And that, folks, is pretty much how it works. The Catholic Church is not a democracy, or even a representative democracy. They don’t decide things by a show of hands, other than Bingo, and even then all winners have to be verified. The Church doesn’t use focus groups. The pope doesn’t go on listening tours. There’s no website that lets the faithful interactively change church doctrine based on how many hits it receives. Catholics don’t choose new gods to worship with the help of their good friends at A. T. & T. Wireless–although if they did the process would still look and sound remarkably like American Idol. The Church is not a democracy, and part of being Catholic is being cool with that.
So if you think this or any other pope is just plain wrong on celibacy or homosexuality or anything else big, and this upsets you so much it interferes with your spiritual life, you’d be well advised to find yourself another church. Otherwise you’re like the orthodox Jew who, in light of recent developments, has taken it upon himself to decide that it’s all right for him to eat pork. You can be an orthodox Jew, and you can eat pork. You’re free to do either one. But folks, you just can’t do both. There are names for Catholics who don’t accept that they can’t do certain things and still receive the sacraments, and one of those names is Senator John Kerry.
Andrew Sullivan points out correctly that the Catholic Church has changed over the years, offering examples such as Vatican II and absolving the Jews for Christ’s death. But those changes weren’t dogmatic, as a liberalization of the Church’s views on abortion or homosexuality would be, and they certainly weren’t the result of a town-hall meeting or an online poll. They came about as a result of years of prayer and reflection from within the Vatican, not because of a particularly meaningful Oprah episode.
As opposed to the changes that came about as a result of agitators demanding that the Church become more “relevant,” such as barefoot guitar masses, bearded, “cool” priests, and the bashing of forearms combined with the muttering of “aw-ite” as the Sign of Peace. Come to think of it, wasn’t the Sign of Peace itself added to the Mass right about the time the first Billy Jack movie was released? I rest my case.
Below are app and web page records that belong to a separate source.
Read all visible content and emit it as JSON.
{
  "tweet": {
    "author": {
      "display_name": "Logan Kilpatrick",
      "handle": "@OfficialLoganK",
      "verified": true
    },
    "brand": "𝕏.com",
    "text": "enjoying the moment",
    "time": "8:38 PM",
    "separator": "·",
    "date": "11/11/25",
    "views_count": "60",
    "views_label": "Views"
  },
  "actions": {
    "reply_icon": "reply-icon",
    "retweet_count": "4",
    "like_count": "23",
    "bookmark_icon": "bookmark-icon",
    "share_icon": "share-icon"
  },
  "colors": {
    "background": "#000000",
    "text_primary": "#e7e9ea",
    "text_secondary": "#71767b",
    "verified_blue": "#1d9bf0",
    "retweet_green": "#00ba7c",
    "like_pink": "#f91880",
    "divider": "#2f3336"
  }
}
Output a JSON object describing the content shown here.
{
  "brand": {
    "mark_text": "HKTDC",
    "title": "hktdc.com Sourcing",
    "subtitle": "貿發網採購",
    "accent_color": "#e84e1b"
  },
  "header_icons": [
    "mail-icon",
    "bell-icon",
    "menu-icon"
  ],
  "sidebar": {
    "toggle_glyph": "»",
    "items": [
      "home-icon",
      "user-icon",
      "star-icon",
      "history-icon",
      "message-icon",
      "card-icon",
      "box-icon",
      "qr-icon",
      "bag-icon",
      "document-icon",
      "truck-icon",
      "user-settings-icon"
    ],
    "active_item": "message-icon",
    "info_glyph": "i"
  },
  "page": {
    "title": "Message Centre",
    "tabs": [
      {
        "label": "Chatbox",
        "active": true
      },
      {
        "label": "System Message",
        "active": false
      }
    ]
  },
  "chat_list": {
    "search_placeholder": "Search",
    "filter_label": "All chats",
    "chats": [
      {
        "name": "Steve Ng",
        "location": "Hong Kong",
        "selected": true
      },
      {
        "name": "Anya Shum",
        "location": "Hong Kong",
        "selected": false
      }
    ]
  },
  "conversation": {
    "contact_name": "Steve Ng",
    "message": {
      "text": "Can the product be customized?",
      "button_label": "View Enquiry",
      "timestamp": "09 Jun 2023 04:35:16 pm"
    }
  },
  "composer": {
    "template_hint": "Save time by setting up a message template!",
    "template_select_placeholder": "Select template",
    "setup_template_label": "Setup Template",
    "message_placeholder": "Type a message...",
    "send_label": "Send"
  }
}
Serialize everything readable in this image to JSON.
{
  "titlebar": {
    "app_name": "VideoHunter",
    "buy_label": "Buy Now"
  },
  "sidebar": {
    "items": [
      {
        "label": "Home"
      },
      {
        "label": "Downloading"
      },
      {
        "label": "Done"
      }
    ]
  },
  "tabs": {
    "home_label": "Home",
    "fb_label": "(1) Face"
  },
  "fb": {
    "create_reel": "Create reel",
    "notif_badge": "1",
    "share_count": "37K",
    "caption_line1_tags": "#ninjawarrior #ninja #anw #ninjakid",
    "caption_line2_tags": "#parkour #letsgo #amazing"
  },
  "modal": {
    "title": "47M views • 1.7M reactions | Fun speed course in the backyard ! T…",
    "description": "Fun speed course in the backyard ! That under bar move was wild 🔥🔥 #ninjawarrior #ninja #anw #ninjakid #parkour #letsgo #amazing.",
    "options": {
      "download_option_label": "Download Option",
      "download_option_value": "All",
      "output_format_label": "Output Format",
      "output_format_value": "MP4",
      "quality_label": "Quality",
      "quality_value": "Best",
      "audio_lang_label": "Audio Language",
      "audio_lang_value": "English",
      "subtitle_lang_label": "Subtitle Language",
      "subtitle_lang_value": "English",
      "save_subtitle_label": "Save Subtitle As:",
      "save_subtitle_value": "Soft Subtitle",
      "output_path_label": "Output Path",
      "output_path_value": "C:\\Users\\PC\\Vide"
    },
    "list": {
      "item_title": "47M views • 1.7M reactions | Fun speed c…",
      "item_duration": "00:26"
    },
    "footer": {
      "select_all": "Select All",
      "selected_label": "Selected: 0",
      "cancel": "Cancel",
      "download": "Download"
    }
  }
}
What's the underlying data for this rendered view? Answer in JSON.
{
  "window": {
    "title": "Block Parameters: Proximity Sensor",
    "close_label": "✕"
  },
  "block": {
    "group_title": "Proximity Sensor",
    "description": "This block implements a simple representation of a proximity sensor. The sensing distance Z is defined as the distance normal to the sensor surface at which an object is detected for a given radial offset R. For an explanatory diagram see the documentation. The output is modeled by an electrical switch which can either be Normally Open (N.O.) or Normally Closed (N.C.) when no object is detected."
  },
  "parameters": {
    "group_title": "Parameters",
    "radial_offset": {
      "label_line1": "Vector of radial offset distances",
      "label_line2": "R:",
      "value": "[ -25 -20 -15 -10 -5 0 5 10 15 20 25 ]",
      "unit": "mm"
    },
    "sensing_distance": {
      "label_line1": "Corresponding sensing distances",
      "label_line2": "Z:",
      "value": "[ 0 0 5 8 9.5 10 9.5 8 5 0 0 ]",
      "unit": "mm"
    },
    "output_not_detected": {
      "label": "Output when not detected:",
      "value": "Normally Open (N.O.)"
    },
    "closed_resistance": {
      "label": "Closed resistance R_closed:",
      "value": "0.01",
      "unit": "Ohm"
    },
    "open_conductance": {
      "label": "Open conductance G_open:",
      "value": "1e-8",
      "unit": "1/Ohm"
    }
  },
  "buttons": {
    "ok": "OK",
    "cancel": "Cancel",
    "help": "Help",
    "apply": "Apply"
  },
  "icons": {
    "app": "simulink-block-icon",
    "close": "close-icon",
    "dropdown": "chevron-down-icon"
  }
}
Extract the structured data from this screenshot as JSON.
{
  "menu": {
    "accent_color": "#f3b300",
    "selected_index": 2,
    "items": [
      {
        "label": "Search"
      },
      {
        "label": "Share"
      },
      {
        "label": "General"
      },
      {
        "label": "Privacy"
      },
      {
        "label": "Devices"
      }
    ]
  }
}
If you have misgivings about leaving a church even though it no longer represents your more socially liberal views, consider the example of the new pope’s namesake St. Benedict. Sent to Rome for his pastoral studies during the sixth century, young Benedict was so repelled by the debauchery he found there that he fled the city to pursue his studies in solitude. (How decadent was Rome back in those days? Their official slogan was “What happens in Rome, stays in Rome”). Lured out of retirement by a group of monks who wanted him as their leader, he soon wore out his welcome with them, too, by being too strict. (This guy Benedict was like the Larry Brown of guys who founded their own religious orders).
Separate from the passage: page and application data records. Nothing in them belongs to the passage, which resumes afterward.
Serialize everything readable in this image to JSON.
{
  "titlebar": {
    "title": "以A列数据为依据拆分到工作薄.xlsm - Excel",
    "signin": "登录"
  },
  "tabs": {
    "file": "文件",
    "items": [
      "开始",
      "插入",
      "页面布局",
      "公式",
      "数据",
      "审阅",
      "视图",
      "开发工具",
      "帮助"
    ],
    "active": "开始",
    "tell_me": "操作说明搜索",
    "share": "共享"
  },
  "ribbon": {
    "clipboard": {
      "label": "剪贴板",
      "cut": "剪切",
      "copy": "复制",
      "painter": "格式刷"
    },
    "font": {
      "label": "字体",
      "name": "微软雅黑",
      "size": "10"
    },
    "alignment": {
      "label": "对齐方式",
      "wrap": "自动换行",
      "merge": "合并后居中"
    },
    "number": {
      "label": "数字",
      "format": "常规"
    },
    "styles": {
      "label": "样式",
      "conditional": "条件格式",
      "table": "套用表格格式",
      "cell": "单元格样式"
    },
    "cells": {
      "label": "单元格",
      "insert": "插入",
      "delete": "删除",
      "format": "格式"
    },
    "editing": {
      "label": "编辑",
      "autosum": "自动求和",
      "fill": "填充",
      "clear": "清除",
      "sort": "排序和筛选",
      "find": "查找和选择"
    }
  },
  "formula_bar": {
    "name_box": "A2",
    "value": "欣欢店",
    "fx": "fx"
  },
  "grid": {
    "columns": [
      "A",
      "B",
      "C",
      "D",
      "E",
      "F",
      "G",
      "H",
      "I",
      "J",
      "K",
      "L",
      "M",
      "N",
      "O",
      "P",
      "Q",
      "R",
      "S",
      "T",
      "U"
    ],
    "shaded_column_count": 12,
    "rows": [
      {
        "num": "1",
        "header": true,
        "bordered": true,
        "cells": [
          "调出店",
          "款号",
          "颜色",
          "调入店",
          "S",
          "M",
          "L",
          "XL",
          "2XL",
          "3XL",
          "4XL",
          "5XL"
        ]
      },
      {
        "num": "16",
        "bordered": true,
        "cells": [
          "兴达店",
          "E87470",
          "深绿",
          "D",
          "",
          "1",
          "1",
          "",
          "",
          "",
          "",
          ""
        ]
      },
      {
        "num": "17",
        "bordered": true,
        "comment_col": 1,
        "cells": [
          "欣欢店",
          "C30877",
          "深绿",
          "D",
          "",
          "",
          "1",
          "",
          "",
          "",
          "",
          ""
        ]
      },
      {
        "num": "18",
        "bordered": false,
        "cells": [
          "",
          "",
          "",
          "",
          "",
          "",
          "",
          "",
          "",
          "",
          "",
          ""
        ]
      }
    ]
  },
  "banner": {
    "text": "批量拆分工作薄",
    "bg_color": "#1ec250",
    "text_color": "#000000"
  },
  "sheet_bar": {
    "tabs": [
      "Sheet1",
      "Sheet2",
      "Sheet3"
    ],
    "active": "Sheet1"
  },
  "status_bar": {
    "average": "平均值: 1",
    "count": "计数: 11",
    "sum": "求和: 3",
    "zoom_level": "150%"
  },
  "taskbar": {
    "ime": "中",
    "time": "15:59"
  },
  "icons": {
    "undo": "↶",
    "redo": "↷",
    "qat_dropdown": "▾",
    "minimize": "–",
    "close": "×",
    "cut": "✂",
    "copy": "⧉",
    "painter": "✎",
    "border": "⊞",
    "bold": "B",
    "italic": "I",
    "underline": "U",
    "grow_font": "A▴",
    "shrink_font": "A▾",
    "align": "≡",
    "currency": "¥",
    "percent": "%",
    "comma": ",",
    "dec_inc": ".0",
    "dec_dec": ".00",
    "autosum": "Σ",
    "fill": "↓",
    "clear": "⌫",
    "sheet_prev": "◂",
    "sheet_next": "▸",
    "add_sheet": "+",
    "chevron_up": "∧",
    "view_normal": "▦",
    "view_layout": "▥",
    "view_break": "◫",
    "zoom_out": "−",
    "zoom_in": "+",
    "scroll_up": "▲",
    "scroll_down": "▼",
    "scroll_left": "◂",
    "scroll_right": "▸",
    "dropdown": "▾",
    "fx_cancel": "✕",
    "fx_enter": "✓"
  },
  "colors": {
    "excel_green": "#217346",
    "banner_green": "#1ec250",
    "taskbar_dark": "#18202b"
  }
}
Finally, for those who would chafe under the yoke of commandments, or a catechism, or a constitution, or the mission statement every Taco Bell employee has to read, or any other articulation of first principles, consider the words of Cardinal Ratzinger shortly before he became the new pope. Warning of the “tyranny of relativism” that’s become so pervasive, Cardinal Ratzinger argued that it’s better to be guided by time-honored principles of morality than to be endlessly buffeted about by the myriad whims of conventional wisdom in the name of “freedom.” With the clear implication being, if you don’t like these principles the rest of us here have agreed to live by, maybe this isn’t the Church for you. Or as my Dad used to say during dinner, if you don’t like what we’re serving here, try next door.